-- Opening Marker --

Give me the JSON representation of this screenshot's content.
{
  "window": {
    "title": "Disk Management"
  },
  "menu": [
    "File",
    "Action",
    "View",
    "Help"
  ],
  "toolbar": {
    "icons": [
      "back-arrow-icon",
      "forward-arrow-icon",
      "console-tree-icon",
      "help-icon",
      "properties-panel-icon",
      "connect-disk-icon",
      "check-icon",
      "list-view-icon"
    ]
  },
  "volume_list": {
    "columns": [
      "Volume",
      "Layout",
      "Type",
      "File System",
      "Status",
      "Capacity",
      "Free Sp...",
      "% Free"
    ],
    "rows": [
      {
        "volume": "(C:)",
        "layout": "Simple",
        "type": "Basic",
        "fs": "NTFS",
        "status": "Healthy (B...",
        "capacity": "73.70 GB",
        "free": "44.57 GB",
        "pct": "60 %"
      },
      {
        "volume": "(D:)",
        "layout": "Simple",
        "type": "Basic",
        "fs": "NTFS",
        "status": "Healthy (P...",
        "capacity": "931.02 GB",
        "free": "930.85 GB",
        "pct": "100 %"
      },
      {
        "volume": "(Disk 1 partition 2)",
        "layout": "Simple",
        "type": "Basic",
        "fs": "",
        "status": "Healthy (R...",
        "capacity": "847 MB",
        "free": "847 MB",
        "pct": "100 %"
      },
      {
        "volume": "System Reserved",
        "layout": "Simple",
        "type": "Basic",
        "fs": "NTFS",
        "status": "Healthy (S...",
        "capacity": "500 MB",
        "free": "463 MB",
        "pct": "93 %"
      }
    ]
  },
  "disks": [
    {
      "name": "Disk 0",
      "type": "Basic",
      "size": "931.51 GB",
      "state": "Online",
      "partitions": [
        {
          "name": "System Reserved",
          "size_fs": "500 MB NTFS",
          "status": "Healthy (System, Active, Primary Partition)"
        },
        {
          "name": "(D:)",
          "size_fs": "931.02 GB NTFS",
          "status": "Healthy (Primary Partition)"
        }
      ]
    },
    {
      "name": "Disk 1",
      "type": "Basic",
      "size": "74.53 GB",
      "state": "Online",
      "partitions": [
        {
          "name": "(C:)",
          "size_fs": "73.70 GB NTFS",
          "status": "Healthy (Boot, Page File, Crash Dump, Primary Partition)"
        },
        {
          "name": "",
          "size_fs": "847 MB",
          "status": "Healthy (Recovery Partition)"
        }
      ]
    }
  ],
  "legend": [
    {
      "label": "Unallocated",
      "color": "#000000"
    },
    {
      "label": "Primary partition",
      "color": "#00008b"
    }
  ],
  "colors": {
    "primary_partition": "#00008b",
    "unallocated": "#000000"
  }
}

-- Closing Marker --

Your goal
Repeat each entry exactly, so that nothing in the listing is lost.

Reply
Give me the JSON representation of this screenshot's content.
{
  "window": {
    "title": "Disk Management"
  },
  "menu": [
    "File",
    "Action",
    "View",
    "Help"
  ],
  "toolbar": {
    "icons": [
      "back-arrow-icon",
      "forward-arrow-icon",
      "console-tree-icon",
      "help-icon",
      "properties-panel-icon",
      "connect-disk-icon",
      "check-icon",
      "list-view-icon"
    ]
  },
  "volume_list": {
    "columns": [
      "Volume",
      "Layout",
      "Type",
      "File System",
      "Status",
      "Capacity",
      "Free Sp...",
      "% Free"
    ],
    "rows": [
      {
        "volume": "(C:)",
        "layout": "Simple",
        "type": "Basic",
        "fs": "NTFS",
        "status": "Healthy (B...",
        "capacity": "73.70 GB",
        "free": "44.57 GB",
        "pct": "60 %"
      },
      {
        "volume": "(D:)",
        "layout": "Simple",
        "type": "Basic",
        "fs": "NTFS",
        "status": "Healthy (P...",
        "capacity": "931.02 GB",
        "free": "930.85 GB",
        "pct": "100 %"
      },
      {
        "volume": "(Disk 1 partition 2)",
        "layout": "Simple",
        "type": "Basic",
        "fs": "",
        "status": "Healthy (R...",
        "capacity": "847 MB",
        "free": "847 MB",
        "pct": "100 %"
      },
      {
        "volume": "System Reserved",
        "layout": "Simple",
        "type": "Basic",
        "fs": "NTFS",
        "status": "Healthy (S...",
        "capacity": "500 MB",
        "free": "463 MB",
        "pct": "93 %"
      }
    ]
  },
  "disks": [
    {
      "name": "Disk 0",
      "type": "Basic",
      "size": "931.51 GB",
      "state": "Online",
      "partitions": [
        {
          "name": "System Reserved",
          "size_fs": "500 MB NTFS",
          "status": "Healthy (System, Active, Primary Partition)"
        },
        {
          "name": "(D:)",
          "size_fs": "931.02 GB NTFS",
          "status": "Healthy (Primary Partition)"
        }
      ]
    },
    {
      "name": "Disk 1",
      "type": "Basic",
      "size": "74.53 GB",
      "state": "Online",
      "partitions": [
        {
          "name": "(C:)",
          "size_fs": "73.70 GB NTFS",
          "status": "Healthy (Boot, Page File, Crash Dump, Primary Partition)"
        },
        {
          "name": "",
          "size_fs": "847 MB",
          "status": "Healthy (Recovery Partition)"
        }
      ]
    }
  ],
  "legend": [
    {
      "label": "Unallocated",
      "color": "#000000"
    },
    {
      "label": "Primary partition",
      "color": "#00008b"
    }
  ],
  "colors": {
    "primary_partition": "#00008b",
    "unallocated": "#000000"
  }
}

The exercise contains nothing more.